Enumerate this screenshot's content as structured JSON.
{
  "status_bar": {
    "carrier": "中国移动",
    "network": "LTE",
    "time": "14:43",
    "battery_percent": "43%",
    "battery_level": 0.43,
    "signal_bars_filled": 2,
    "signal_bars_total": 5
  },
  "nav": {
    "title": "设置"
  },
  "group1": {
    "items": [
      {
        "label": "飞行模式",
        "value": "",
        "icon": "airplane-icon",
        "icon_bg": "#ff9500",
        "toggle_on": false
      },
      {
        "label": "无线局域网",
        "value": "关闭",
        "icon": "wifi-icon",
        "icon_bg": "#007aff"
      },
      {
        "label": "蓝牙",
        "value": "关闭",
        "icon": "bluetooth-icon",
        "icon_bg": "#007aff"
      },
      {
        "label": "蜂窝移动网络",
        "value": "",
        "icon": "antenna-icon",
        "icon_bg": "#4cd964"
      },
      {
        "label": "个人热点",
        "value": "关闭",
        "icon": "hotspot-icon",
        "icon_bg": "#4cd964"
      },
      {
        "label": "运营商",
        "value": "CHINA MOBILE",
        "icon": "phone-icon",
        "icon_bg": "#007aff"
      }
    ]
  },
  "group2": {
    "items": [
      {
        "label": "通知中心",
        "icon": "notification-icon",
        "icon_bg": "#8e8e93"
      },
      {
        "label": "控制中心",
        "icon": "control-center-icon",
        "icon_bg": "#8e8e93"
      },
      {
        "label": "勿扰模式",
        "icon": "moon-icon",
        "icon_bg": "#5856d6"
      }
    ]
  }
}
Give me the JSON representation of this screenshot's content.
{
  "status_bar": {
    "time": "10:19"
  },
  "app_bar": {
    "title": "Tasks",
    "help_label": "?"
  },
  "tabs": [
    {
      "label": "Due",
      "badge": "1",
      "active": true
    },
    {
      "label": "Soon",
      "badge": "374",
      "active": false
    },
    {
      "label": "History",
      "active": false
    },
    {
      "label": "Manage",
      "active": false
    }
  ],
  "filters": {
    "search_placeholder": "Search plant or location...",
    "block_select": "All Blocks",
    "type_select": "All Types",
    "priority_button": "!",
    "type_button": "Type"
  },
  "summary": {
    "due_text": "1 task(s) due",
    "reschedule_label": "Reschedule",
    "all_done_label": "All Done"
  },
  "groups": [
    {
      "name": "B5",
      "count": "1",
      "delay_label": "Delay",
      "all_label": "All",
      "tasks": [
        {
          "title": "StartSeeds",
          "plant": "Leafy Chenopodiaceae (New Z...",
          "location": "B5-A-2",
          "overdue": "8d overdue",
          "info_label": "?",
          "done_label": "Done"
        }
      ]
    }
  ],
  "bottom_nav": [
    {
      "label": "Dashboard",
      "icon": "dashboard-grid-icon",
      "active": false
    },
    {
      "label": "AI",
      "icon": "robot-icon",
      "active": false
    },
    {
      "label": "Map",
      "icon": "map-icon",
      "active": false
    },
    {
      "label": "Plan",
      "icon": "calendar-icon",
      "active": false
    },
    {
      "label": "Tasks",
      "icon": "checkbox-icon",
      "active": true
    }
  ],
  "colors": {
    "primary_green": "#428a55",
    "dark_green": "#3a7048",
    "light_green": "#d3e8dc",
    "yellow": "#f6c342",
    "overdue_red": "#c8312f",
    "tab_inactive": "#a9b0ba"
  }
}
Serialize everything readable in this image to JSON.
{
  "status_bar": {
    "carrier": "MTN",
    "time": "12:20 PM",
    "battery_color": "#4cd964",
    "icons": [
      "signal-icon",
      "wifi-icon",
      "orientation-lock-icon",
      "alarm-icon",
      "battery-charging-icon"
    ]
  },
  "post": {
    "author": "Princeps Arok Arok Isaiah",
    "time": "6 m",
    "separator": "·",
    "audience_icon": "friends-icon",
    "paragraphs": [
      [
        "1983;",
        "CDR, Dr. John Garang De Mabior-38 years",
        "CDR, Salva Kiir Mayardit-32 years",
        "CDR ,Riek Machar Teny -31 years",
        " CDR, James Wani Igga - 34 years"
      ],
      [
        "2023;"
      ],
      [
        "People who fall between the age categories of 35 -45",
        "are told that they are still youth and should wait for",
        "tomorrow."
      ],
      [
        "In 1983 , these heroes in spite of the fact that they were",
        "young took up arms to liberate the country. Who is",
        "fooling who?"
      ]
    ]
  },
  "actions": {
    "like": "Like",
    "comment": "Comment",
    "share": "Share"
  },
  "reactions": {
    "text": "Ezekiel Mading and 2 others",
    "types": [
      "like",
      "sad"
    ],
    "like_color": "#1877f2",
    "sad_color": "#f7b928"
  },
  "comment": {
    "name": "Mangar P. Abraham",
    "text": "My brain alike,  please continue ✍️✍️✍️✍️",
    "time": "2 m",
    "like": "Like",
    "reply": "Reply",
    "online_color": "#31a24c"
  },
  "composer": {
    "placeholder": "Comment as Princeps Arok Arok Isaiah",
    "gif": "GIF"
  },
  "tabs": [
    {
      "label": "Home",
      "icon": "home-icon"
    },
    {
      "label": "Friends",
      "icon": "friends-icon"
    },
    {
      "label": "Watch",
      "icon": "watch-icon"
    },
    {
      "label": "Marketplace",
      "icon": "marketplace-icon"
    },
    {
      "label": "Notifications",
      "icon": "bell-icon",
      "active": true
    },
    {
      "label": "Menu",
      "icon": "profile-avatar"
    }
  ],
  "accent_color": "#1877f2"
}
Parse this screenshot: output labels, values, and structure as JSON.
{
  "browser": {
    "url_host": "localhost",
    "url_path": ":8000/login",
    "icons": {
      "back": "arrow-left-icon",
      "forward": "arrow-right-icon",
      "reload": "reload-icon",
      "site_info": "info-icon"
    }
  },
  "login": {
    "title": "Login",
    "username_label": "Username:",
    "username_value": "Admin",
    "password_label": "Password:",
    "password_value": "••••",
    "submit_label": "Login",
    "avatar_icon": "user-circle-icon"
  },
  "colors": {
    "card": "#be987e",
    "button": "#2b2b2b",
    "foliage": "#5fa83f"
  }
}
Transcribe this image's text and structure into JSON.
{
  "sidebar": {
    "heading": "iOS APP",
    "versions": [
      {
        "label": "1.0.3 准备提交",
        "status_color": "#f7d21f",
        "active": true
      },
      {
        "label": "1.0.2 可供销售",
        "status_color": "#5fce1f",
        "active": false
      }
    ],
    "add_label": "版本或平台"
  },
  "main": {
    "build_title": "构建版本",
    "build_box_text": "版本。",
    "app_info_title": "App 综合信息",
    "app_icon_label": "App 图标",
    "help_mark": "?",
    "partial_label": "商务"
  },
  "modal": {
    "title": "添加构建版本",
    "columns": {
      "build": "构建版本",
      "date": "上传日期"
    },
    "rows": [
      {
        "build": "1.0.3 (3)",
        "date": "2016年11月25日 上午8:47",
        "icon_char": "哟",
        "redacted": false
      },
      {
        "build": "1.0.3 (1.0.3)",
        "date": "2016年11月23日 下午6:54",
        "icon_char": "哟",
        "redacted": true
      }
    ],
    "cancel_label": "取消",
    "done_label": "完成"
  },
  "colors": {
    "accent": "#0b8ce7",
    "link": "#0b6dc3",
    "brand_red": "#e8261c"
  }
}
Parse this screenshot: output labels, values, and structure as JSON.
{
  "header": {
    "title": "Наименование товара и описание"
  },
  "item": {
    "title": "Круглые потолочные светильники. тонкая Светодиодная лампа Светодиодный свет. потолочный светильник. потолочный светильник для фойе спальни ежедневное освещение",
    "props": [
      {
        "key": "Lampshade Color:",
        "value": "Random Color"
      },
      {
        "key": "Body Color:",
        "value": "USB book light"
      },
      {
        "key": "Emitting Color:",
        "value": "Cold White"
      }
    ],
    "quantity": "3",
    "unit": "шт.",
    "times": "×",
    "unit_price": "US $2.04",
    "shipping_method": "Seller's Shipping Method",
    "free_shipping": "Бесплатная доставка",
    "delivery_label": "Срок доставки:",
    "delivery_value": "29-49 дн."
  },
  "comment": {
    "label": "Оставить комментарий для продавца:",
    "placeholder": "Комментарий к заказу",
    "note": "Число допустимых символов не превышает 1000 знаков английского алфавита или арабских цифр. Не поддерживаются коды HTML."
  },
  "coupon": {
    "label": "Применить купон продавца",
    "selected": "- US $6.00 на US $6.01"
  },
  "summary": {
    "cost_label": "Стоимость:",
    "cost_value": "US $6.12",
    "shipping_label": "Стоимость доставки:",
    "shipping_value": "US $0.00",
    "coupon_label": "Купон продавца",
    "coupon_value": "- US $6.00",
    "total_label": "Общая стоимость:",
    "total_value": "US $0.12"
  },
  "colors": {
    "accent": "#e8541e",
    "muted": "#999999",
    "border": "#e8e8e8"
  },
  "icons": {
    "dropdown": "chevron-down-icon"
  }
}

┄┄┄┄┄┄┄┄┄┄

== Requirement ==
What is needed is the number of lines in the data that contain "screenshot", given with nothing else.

== Result of the exercise ==
4